06-06-2014, 04:10 PM
You really do need to extend your batten, and as above, if need be, glue or screw blocks where needed to ake a clamp or a fastening. What did you make your molds from and how thick?
I personally wouldnt sweat a 1/16. Your point 3. does sound like the mold is set too low, or the rest are too high. Just shim it where needed to get the plank to lay fair. Worth paying attention too as this can dictate the difference between a sweet boat and one that.....er.....isnt.
I have not checked your other thread, is this build going to be strip or clinker?

06-06-2014, 05:46 PM
You could hole saw some holes into the moulds for your clamps too.

06-06-2014, 05:59 PM
It's important not to get confused by multiple results. If you made the moulds carefully and set them up carefully then the presumption is that they are correct.

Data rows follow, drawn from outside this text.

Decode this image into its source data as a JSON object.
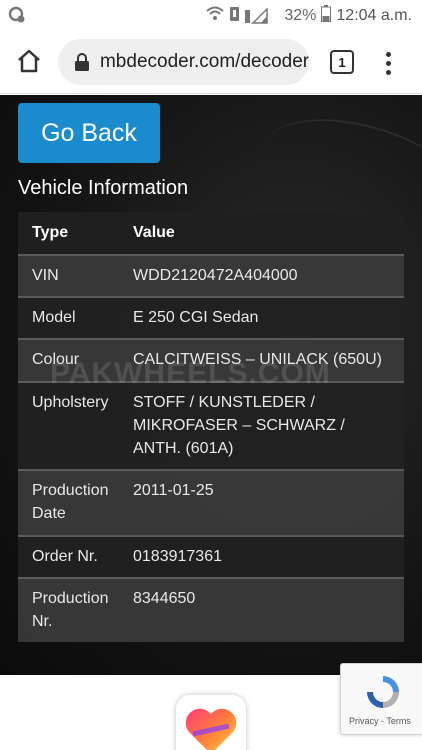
{
  "status_bar": {
    "battery": "32%",
    "time": "12:04 a.m."
  },
  "browser": {
    "url": "mbdecoder.com/decoder",
    "tab_count": "1"
  },
  "page": {
    "go_back_label": "Go Back",
    "section_title": "Vehicle Information",
    "watermark": "PAKWHEELS.COM",
    "table": {
      "headers": [
        "Type",
        "Value"
      ],
      "rows": [
        {
          "type": "VIN",
          "value": "WDD2120472A404000"
        },
        {
          "type": "Model",
          "value": "E 250 CGI Sedan"
        },
        {
          "type": "Colour",
          "value": "CALCITWEISS – UNILACK (650U)"
        },
        {
          "type": "Upholstery",
          "value": "STOFF / KUNSTLEDER / MIKROFASER – SCHWARZ / ANTH. (601A)"
        },
        {
          "type": "Production Date",
          "value": "2011-01-25"
        },
        {
          "type": "Order Nr.",
          "value": "0183917361"
        },
        {
          "type": "Production Nr.",
          "value": "8344650"
        }
      ]
    }
  },
  "recaptcha": {
    "links": "Privacy - Terms"
  },
  "colors": {
    "button": "#1a8ccd",
    "page_bg": "#141414"
  }
}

Remember a batten will not pass fair over a set of moulds in any random direction. Waterlines are fair, buttocks are fair and diagonals are fair. Generally, when fairing moulds (which really shouldn't be necessary today), the batten needs to lay along a waterline. So if you feel that you have to fair them in, set out the waterlines on each mould (you probably have them already marked on) and make sure that the top edge (or the bottom edge) of the batten lays along the waterline marks.

A long batten is much better than a short batten. Something like ⅜" thick x 1" wide should be about right. Tack it gently to the moulds and then you can eye along it.

I well remember the first cold moulded boat we built (strip planks + diagonal veneers). Because the strip planks followed a line we weren't used to seeing it looked like the boat was unfair. As the surface filled in of course it became fair as a 3-d shape. But the lines followed by individual strips were not "fair" in the usual sense that we were used to.

The final run on to the stem is the most likely place to be unfair – even making the apron marginally too wide can produce unfairness here because the angles are getting quite sharp and the hull lines straight, or possibly hollow.

Finally don't change anything unless you are absolutely certain that something is wrong and absolutely don't change more than one thing at a time – that just leads to confusion!! I know – I've been there!

The strong probability is that everything is OK and correct.


06-06-2014, 07:43 PM
@Gb Etheridge (http://forum.woodenboat.com/member.php?36292-Gib-Etheridge)

I would absolutely do what you suggest if I was clinking or carvelling the hull, however it's a cedar strip hull (see response below) and does not receive a "lining off" in the traditional sense before planking begins. It probably isn't a terrible idea to add a few clamping blocks so that I can spring a full length batten around the molds and sight the entire curve anyway.

@skaraborgcraft (http://forum.woodenboat.com/member.php?26620-skaraborgcraft)

It is a stripper (link to my blog in the OP below my name if you're interested). 1/4" thick strips, glassed inside and out. Note, the plans were purchased (bear mountain) and intended for strip planking of this type. I will definitely glue a shim to the "bad" station as you suggest. Worst case I can just sand or plane it off to recover the status quo.

@andrewpatrol (http://forum.woodenboat.com/member.php?29797-andrewpatrol)

I wish I'd done that while setting up....even if I'd taken the router with a straight bit and put a groove for clamping. It's too much extra work to disassemble now, but I will be definitely following your suggestion for my next build.

@debenriver (http://forum.woodenboat.com/member.php?29372-debenriver)

Your words are encouraging...I did take my time setting up, tracing and sawing, then sanded with my disc sander & with a block by hand to make sure I was sitting right on my traced lines to the greatest extent possible.

WLs were not noted on the full-scale plans, but it would be easy enough to add this to every 3rd station for reference when lining up my batten. Thinking back, I suspect I was measuring a version of the diagonals, but not in any repeatable way. If I mark the WLs, at least I can go back to the exact same spot and get a bit more systematic with my adjustments (should I deem them necessary)

Good advice on the apron too. I'll pay close attention that my bevels are true in that area.


Thanks for the suggestions. Keep them coming too by the way!